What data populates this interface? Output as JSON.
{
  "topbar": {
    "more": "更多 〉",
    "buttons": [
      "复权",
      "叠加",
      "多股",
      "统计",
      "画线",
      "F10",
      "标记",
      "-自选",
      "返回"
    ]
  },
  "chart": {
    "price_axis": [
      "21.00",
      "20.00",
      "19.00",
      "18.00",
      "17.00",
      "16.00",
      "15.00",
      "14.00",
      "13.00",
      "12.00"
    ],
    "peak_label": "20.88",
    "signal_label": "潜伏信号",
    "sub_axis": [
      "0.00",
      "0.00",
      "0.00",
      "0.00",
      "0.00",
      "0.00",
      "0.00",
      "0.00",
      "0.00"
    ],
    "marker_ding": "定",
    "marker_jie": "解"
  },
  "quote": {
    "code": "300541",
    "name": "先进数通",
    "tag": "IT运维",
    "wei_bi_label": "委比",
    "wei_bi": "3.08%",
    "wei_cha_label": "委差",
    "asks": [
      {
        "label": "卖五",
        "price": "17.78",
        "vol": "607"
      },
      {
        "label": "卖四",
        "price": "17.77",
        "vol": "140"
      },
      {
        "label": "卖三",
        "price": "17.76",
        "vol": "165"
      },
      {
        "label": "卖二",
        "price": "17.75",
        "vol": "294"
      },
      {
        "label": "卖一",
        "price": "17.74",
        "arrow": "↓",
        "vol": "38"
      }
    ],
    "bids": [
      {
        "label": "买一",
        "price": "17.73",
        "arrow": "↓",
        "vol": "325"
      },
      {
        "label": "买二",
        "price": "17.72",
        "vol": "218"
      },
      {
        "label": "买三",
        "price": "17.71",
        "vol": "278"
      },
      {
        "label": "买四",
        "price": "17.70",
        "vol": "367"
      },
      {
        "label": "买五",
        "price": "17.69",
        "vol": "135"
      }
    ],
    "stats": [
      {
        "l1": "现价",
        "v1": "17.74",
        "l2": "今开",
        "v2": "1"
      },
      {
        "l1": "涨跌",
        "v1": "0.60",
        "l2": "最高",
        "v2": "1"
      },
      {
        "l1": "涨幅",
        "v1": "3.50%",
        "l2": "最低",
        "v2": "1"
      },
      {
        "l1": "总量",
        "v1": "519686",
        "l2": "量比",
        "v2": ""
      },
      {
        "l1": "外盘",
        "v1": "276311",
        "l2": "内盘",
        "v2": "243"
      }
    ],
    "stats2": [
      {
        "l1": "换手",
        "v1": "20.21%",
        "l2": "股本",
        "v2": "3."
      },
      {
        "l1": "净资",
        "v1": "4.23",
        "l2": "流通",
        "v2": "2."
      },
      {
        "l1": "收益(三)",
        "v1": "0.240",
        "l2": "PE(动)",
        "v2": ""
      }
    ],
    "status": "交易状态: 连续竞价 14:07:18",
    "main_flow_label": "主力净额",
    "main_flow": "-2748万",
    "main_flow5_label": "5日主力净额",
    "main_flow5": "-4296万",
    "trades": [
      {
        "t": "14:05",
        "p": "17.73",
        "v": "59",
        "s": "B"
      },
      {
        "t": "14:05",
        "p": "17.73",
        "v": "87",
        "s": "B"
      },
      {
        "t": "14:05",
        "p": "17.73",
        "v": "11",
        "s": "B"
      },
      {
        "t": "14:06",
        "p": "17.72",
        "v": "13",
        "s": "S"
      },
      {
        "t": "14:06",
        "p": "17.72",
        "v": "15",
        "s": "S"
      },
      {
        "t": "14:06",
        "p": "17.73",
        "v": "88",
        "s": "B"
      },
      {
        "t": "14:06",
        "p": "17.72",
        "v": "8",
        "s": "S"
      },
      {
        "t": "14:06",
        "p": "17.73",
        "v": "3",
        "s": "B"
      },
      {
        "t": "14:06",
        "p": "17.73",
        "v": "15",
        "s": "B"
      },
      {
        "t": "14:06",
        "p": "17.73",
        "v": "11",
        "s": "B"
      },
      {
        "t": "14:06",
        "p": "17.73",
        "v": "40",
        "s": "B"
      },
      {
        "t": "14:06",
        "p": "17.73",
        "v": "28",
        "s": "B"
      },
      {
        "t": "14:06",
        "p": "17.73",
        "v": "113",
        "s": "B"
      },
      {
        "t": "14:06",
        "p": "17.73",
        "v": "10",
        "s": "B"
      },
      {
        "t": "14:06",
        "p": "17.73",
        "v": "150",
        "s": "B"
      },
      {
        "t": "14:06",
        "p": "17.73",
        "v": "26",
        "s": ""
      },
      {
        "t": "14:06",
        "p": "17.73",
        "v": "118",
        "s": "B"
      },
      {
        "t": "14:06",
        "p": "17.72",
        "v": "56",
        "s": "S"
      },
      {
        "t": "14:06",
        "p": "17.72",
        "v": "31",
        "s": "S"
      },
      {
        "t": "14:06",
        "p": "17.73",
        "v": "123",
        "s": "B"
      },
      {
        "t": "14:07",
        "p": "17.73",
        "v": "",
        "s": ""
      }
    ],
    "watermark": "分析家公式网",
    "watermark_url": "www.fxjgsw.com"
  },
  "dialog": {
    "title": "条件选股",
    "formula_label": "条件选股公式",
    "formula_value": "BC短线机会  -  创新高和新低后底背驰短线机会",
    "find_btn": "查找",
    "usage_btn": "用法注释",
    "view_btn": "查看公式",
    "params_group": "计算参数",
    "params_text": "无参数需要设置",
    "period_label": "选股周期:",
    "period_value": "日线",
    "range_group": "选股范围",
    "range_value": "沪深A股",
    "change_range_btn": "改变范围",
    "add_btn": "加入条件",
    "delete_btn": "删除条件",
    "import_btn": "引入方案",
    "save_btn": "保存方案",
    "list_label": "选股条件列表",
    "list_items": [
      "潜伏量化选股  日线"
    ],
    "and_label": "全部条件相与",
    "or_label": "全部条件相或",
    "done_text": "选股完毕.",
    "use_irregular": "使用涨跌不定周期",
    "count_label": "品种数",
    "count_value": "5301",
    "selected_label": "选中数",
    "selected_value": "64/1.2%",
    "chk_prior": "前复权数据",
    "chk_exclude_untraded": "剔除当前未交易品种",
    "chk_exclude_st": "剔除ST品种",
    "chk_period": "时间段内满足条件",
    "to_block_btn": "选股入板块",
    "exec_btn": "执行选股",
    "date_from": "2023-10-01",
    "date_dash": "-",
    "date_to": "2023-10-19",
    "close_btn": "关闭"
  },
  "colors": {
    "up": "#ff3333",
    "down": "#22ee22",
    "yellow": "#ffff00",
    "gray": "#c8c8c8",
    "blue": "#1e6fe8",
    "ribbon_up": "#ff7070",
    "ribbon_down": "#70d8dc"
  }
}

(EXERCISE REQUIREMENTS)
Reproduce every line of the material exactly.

(EXERCISE SOLUTION)
What data populates this interface? Output as JSON.
{
  "topbar": {
    "more": "更多 〉",
    "buttons": [
      "复权",
      "叠加",
      "多股",
      "统计",
      "画线",
      "F10",
      "标记",
      "-自选",
      "返回"
    ]
  },
  "chart": {
    "price_axis": [
      "21.00",
      "20.00",
      "19.00",
      "18.00",
      "17.00",
      "16.00",
      "15.00",
      "14.00",
      "13.00",
      "12.00"
    ],
    "peak_label": "20.88",
    "signal_label": "潜伏信号",
    "sub_axis": [
      "0.00",
      "0.00",
      "0.00",
      "0.00",
      "0.00",
      "0.00",
      "0.00",
      "0.00",
      "0.00"
    ],
    "marker_ding": "定",
    "marker_jie": "解"
  },
  "quote": {
    "code": "300541",
    "name": "先进数通",
    "tag": "IT运维",
    "wei_bi_label": "委比",
    "wei_bi": "3.08%",
    "wei_cha_label": "委差",
    "asks": [
      {
        "label": "卖五",
        "price": "17.78",
        "vol": "607"
      },
      {
        "label": "卖四",
        "price": "17.77",
        "vol": "140"
      },
      {
        "label": "卖三",
        "price": "17.76",
        "vol": "165"
      },
      {
        "label": "卖二",
        "price": "17.75",
        "vol": "294"
      },
      {
        "label": "卖一",
        "price": "17.74",
        "arrow": "↓",
        "vol": "38"
      }
    ],
    "bids": [
      {
        "label": "买一",
        "price": "17.73",
        "arrow": "↓",
        "vol": "325"
      },
      {
        "label": "买二",
        "price": "17.72",
        "vol": "218"
      },
      {
        "label": "买三",
        "price": "17.71",
        "vol": "278"
      },
      {
        "label": "买四",
        "price": "17.70",
        "vol": "367"
      },
      {
        "label": "买五",
        "price": "17.69",
        "vol": "135"
      }
    ],
    "stats": [
      {
        "l1": "现价",
        "v1": "17.74",
        "l2": "今开",
        "v2": "1"
      },
      {
        "l1": "涨跌",
        "v1": "0.60",
        "l2": "最高",
        "v2": "1"
      },
      {
        "l1": "涨幅",
        "v1": "3.50%",
        "l2": "最低",
        "v2": "1"
      },
      {
        "l1": "总量",
        "v1": "519686",
        "l2": "量比",
        "v2": ""
      },
      {
        "l1": "外盘",
        "v1": "276311",
        "l2": "内盘",
        "v2": "243"
      }
    ],
    "stats2": [
      {
        "l1": "换手",
        "v1": "20.21%",
        "l2": "股本",
        "v2": "3."
      },
      {
        "l1": "净资",
        "v1": "4.23",
        "l2": "流通",
        "v2": "2."
      },
      {
        "l1": "收益(三)",
        "v1": "0.240",
        "l2": "PE(动)",
        "v2": ""
      }
    ],
    "status": "交易状态: 连续竞价 14:07:18",
    "main_flow_label": "主力净额",
    "main_flow": "-2748万",
    "main_flow5_label": "5日主力净额",
    "main_flow5": "-4296万",
    "trades": [
      {
        "t": "14:05",
        "p": "17.73",
        "v": "59",
        "s": "B"
      },
      {
        "t": "14:05",
        "p": "17.73",
        "v": "87",
        "s": "B"
      },
      {
        "t": "14:05",
        "p": "17.73",
        "v": "11",
        "s": "B"
      },
      {
        "t": "14:06",
        "p": "17.72",
        "v": "13",
        "s": "S"
      },
      {
        "t": "14:06",
        "p": "17.72",
        "v": "15",
        "s": "S"
      },
      {
        "t": "14:06",
        "p": "17.73",
        "v": "88",
        "s": "B"
      },
      {
        "t": "14:06",
        "p": "17.72",
        "v": "8",
        "s": "S"
      },
      {
        "t": "14:06",
        "p": "17.73",
        "v": "3",
        "s": "B"
      },
      {
        "t": "14:06",
        "p": "17.73",
        "v": "15",
        "s": "B"
      },
      {
        "t": "14:06",
        "p": "17.73",
        "v": "11",
        "s": "B"
      },
      {
        "t": "14:06",
        "p": "17.73",
        "v": "40",
        "s": "B"
      },
      {
        "t": "14:06",
        "p": "17.73",
        "v": "28",
        "s": "B"
      },
      {
        "t": "14:06",
        "p": "17.73",
        "v": "113",
        "s": "B"
      },
      {
        "t": "14:06",
        "p": "17.73",
        "v": "10",
        "s": "B"
      },
      {
        "t": "14:06",
        "p": "17.73",
        "v": "150",
        "s": "B"
      },
      {
        "t": "14:06",
        "p": "17.73",
        "v": "26",
        "s": ""
      },
      {
        "t": "14:06",
        "p": "17.73",
        "v": "118",
        "s": "B"
      },
      {
        "t": "14:06",
        "p": "17.72",
        "v": "56",
        "s": "S"
      },
      {
        "t": "14:06",
        "p": "17.72",
        "v": "31",
        "s": "S"
      },
      {
        "t": "14:06",
        "p": "17.73",
        "v": "123",
        "s": "B"
      },
      {
        "t": "14:07",
        "p": "17.73",
        "v": "",
        "s": ""
      }
    ],
    "watermark": "分析家公式网",
    "watermark_url": "www.fxjgsw.com"
  },
  "dialog": {
    "title": "条件选股",
    "formula_label": "条件选股公式",
    "formula_value": "BC短线机会  -  创新高和新低后底背驰短线机会",
    "find_btn": "查找",
    "usage_btn": "用法注释",
    "view_btn": "查看公式",
    "params_group": "计算参数",
    "params_text": "无参数需要设置",
    "period_label": "选股周期:",
    "period_value": "日线",
    "range_group": "选股范围",
    "range_value": "沪深A股",
    "change_range_btn": "改变范围",
    "add_btn": "加入条件",
    "delete_btn": "删除条件",
    "import_btn": "引入方案",
    "save_btn": "保存方案",
    "list_label": "选股条件列表",
    "list_items": [
      "潜伏量化选股  日线"
    ],
    "and_label": "全部条件相与",
    "or_label": "全部条件相或",
    "done_text": "选股完毕.",
    "use_irregular": "使用涨跌不定周期",
    "count_label": "品种数",
    "count_value": "5301",
    "selected_label": "选中数",
    "selected_value": "64/1.2%",
    "chk_prior": "前复权数据",
    "chk_exclude_untraded": "剔除当前未交易品种",
    "chk_exclude_st": "剔除ST品种",
    "chk_period": "时间段内满足条件",
    "to_block_btn": "选股入板块",
    "exec_btn": "执行选股",
    "date_from": "2023-10-01",
    "date_dash": "-",
    "date_to": "2023-10-19",
    "close_btn": "关闭"
  },
  "colors": {
    "up": "#ff3333",
    "down": "#22ee22",
    "yellow": "#ffff00",
    "gray": "#c8c8c8",
    "blue": "#1e6fe8",
    "ribbon_up": "#ff7070",
    "ribbon_down": "#70d8dc"
  }
}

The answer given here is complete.